The remaining 54 students at CMC were consolidated to the school’s senior apartments. According to CMC spokesperson Gilien Silsby, each of the apartments has a full kitchen, so some students are choosing to supplement meal deliveries with grocery shopping.
Harvey Mudd College and Pomona College continue to provide food services from their dining halls, with students picking up prepackaged meals and taking them to go.
The 53 students remaining at Mudd pick up meals from Hoch-Shanahan Dining Commons once daily. They’ve been asked to wear masks or some form of face covering, as have dining hall staff members, to comply with public health recommendations.
“You get two boxes and you eat lunch, and then later for dinner you’re expected to microwave or heat it up, and that’s for dinner,” Cat Ngo HM ’20 said. “They take [social distancing] pretty seriously. So you swipe your card, you wash your hands and people spread out among the line, six feet apart.”
In addition to “grab and go” meals at Frank Dining Hall, Pomona is providing snacks Sunday through Thursday evenings in Oldenborg’s lobby, spokesperson Patricia Vest said.
All 81 remaining Pomona students are being housed in Oldenborg, which Vest said “allows every student to have a single room, which supports essential public health distance requirements. Oldenborg also offers an appropriate ratio of students per bathroom, a location closer to the mailroom and Residence Life Office.”
Each of the five colleges has dramatically limited their on-site employees, with mailrooms, dining and maintenance and grounds some of the only departments maintaining regular, but limited, campus presences.
With most students gone and so many college personnel working remotely, the campuses are uncharacteristically empty. But locals looking for recreational space have begun to flock to the schools, students say, even though the campuses have officially been closed to the public for several weeks.
“Actually I hardly see any students.
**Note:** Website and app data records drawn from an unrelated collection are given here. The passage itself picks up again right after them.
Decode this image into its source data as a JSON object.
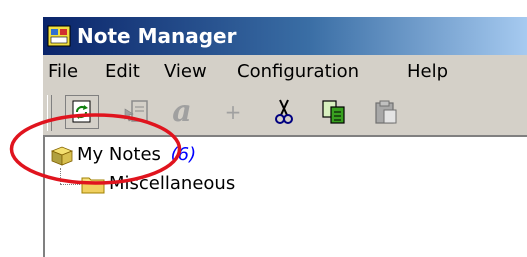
{
  "window": {
    "title": "Note Manager"
  },
  "menubar": {
    "items": [
      "File",
      "Edit",
      "View",
      "Configuration",
      "Help"
    ]
  },
  "toolbar": {
    "buttons": [
      {
        "icon": "refresh-icon",
        "enabled": true
      },
      {
        "icon": "note-cursor-icon",
        "enabled": false
      },
      {
        "icon": "font-icon",
        "enabled": false
      },
      {
        "icon": "plus-icon",
        "enabled": false
      },
      {
        "icon": "cut-icon",
        "enabled": true
      },
      {
        "icon": "copy-icon",
        "enabled": true
      },
      {
        "icon": "paste-icon",
        "enabled": false
      }
    ],
    "font_glyph": "a",
    "plus_glyph": "+"
  },
  "tree": {
    "root": {
      "label": "My Notes",
      "count": "(6)"
    },
    "children": [
      {
        "label": "Miscellaneous"
      }
    ]
  },
  "colors": {
    "title_gradient_start": "#0a246a",
    "title_gradient_end": "#a6caf0",
    "annotation": "#e0141e",
    "count": "#0000ff"
  }
}
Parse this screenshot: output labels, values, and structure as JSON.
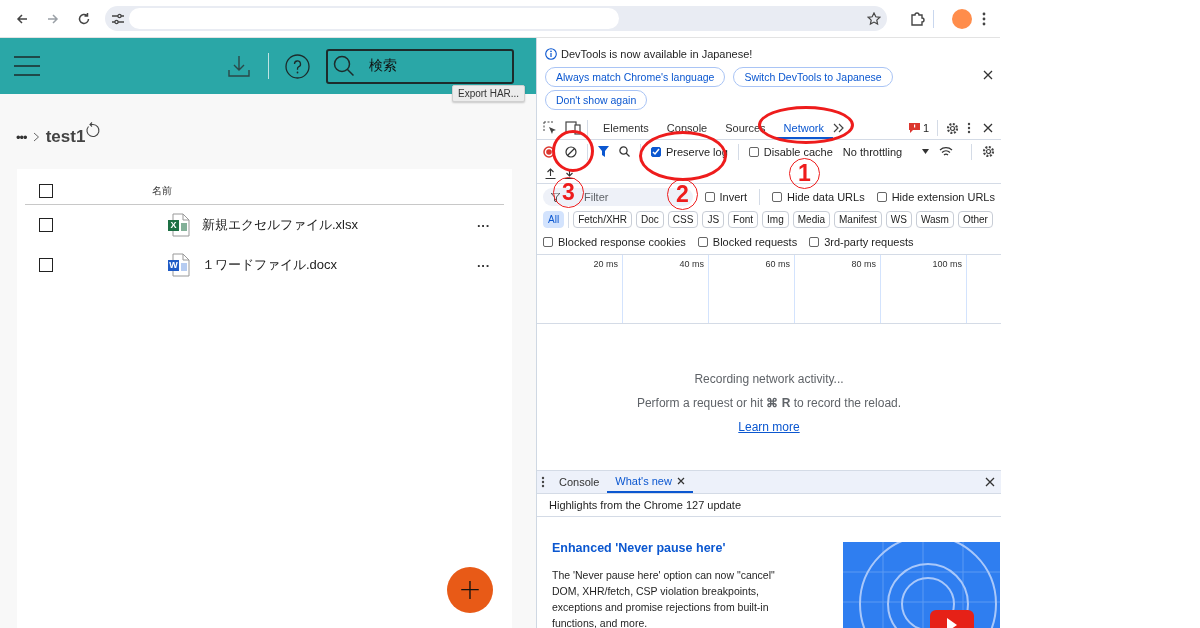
{
  "browser": {
    "nav": [
      {
        "kind": "back",
        "disabled": false
      },
      {
        "kind": "forward",
        "disabled": true
      },
      {
        "kind": "reload",
        "disabled": false
      }
    ]
  },
  "app": {
    "search": {
      "value": "検索"
    },
    "tooltip": "Export HAR...",
    "breadcrumb": {
      "ellipsis": "•••",
      "current": "test1"
    },
    "table": {
      "columns": [
        "名前"
      ],
      "header_checked": false,
      "rows": [
        {
          "kind": "excel",
          "badge": "X",
          "name": "新規エクセルファイル.xlsx",
          "checked": false,
          "menu": "···"
        },
        {
          "kind": "word",
          "badge": "W",
          "name": "１ワードファイル.docx",
          "checked": false,
          "menu": "···"
        }
      ]
    },
    "fab": "+"
  },
  "devtools": {
    "infobar": {
      "message": "DevTools is now available in Japanese!",
      "buttons": [
        "Always match Chrome's language",
        "Switch DevTools to Japanese",
        "Don't show again"
      ]
    },
    "tabs": [
      {
        "label": "Elements",
        "selected": false
      },
      {
        "label": "Console",
        "selected": false
      },
      {
        "label": "Sources",
        "selected": false
      },
      {
        "label": "Network",
        "selected": true
      }
    ],
    "issues_count": "1",
    "toolbar": {
      "preserve_log": {
        "label": "Preserve log",
        "checked": true
      },
      "disable_cache": {
        "label": "Disable cache",
        "checked": false
      },
      "throttling": "No throttling"
    },
    "filter": {
      "placeholder": "Filter",
      "options": [
        {
          "label": "Invert",
          "checked": false
        },
        {
          "label": "Hide data URLs",
          "checked": false
        },
        {
          "label": "Hide extension URLs",
          "checked": false
        }
      ]
    },
    "types": [
      {
        "label": "All",
        "selected": true
      },
      {
        "label": "Fetch/XHR",
        "selected": false
      },
      {
        "label": "Doc",
        "selected": false
      },
      {
        "label": "CSS",
        "selected": false
      },
      {
        "label": "JS",
        "selected": false
      },
      {
        "label": "Font",
        "selected": false
      },
      {
        "label": "Img",
        "selected": false
      },
      {
        "label": "Media",
        "selected": false
      },
      {
        "label": "Manifest",
        "selected": false
      },
      {
        "label": "WS",
        "selected": false
      },
      {
        "label": "Wasm",
        "selected": false
      },
      {
        "label": "Other",
        "selected": false
      }
    ],
    "blocked": [
      {
        "label": "Blocked response cookies",
        "checked": false
      },
      {
        "label": "Blocked requests",
        "checked": false
      },
      {
        "label": "3rd-party requests",
        "checked": false
      }
    ],
    "timeline": {
      "ticks": [
        "20 ms",
        "40 ms",
        "60 ms",
        "80 ms",
        "100 ms"
      ]
    },
    "empty": {
      "title": "Recording network activity...",
      "hint": "Perform a request or hit **⌘ R** to record the reload.",
      "link": "Learn more"
    },
    "drawer": {
      "tabs": [
        {
          "label": "Console",
          "selected": false,
          "closable": false
        },
        {
          "label": "What's new",
          "selected": true,
          "closable": true
        }
      ],
      "subtitle": "Highlights from the Chrome 127 update",
      "article": {
        "title": "Enhanced 'Never pause here'",
        "body": "The 'Never pause here' option can now \"cancel\" DOM, XHR/fetch, CSP violation breakpoints, exceptions and promise rejections from built-in functions, and more."
      }
    }
  },
  "annotations": [
    {
      "label": "1"
    },
    {
      "label": "2"
    },
    {
      "label": "3"
    }
  ]
}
It’s now like a glorified park, where people push strollers, walking around,” Ngo said of Mudd’s campus. “I think it’s less now, because people are more serious about it, but definitely [three or four weeks] ago, there were a lot of families walking around.”
CMC’s campus is also attracting visitors.
“CMS shut down their fields and tracks so we can’t exercise unless we run around campus,” Annette Wong CM ’20 said via email. “But when we run around campus, non-5C people are always around on walks, walking their dogs, jogging, bringing their kids and essentially using the 5Cs as a huge public park. This is annoying because it puts 5Cers who are still on campus in danger.”
The colleges have put up signs about the closure around campus entrances, and Campus Safety has been informing members of the public spotted on campus that the campuses are closed, The Claremont Colleges Services spokesperson Laura Muna-Landa told TSL.
The campuses were closed “in an effort to do our part to ‘Stop the Spread’ and ‘Flatten the Curve’ and in accordance with the ‘Safer at Home’ orders by the State of California and Los Angeles County,” she added.
Even when members of the public do appear on campus, students say they do not have much interaction with others.
“Everyone seems pretty isolated,” Balemian-Spencer said. “I’ll go out sometimes and sit on the lawn, and I think only once have I seen another person outside. So I don’t really see many people outside, but I also don’t go outside as much myself.”
Zahoor echoed this sentiment.
“I don’t know if that would be different if I was on campus at the 5Cs, but right now there’s very few interactions with people, with my friends who live at Pomona or Scripps,” he said. “But I mean, I’m grateful that I have some friends nearby, I think that makes a big difference.”
This article was last updated April 25, 2020 at 11:25 a.m.